Although Benoliel and Becher see the potential pitfalls of these and other solutions, they may have too readily discounted a few problems. Perhaps most concerning is the possibility that readability regulation may backfire by making consumer Internet contracts more likely enforceable without improving their substance. The authors recognize that sophisticated drafters may satisfy the readable tests with shorter sentences and words, but may substitute legalese that does not improve comprehension or may use deliberately flawed grammar. They also see the possibility that consumers will not read even more readable agreements because of their length, consumer over-optimism that nothing will go wrong, or the temptation to free ride on others reading.
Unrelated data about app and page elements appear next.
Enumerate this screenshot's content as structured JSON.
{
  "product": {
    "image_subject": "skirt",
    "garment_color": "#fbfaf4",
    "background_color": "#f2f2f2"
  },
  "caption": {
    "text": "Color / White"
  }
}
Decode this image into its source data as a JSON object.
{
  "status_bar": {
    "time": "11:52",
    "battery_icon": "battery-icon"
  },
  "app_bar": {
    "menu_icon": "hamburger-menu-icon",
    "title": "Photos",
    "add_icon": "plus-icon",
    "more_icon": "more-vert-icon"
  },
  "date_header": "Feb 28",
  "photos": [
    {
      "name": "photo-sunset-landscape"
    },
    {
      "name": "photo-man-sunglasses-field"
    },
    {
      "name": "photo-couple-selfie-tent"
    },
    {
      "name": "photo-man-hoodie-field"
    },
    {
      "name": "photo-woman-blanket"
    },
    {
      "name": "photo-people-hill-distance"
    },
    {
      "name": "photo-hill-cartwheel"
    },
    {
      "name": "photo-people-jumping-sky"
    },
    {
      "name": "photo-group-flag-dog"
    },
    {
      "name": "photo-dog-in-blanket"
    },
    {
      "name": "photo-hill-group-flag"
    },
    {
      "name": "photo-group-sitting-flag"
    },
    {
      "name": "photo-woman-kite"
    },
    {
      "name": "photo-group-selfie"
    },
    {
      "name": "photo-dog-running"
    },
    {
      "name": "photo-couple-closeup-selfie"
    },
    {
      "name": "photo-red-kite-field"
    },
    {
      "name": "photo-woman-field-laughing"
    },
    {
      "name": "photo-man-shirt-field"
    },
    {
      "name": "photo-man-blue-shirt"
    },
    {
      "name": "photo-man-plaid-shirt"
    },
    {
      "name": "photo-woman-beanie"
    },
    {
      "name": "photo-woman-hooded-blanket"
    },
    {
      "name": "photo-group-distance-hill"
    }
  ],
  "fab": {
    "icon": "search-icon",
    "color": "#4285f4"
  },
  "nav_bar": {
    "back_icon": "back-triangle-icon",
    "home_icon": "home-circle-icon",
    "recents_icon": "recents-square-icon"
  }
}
They respond in part that consumer behavior is not possible to predict, but that consumers may more likely read if they expect readable terms. However, if the authors’ prediction is mistaken, legalese remains a challenge, and consumers still don’t read, improving readability will only mean the loss of some consumer ammunition for overturning contentious terms.
Another quibble. Benoliel and Becher’s treatment of the role of Internet watchdog groups, which can evaluate and report on the fairness of Internet standard forms, is a bit confusing. At one point, the authors argue that market forces and reputational concerns likely will not help lead to more readable terms, but they do not consider whether watchdog groups can help change the equation. At an earlier point, however, the authors see the benefit of readable terms in reducing the transaction costs of watchdog group reporting, implicitly acknowledging the efficacy of such groups.
People should pay attention to The Duty to Read the Unreadable. The article not only substantiates the long-heard cries of the impossible nature of Internet standard forms, but does so with hard evidence. Further, the authors’ thoughtful evaluation of their proposed reforms underscores the difficult challenge of improving the plight of Internet consumers.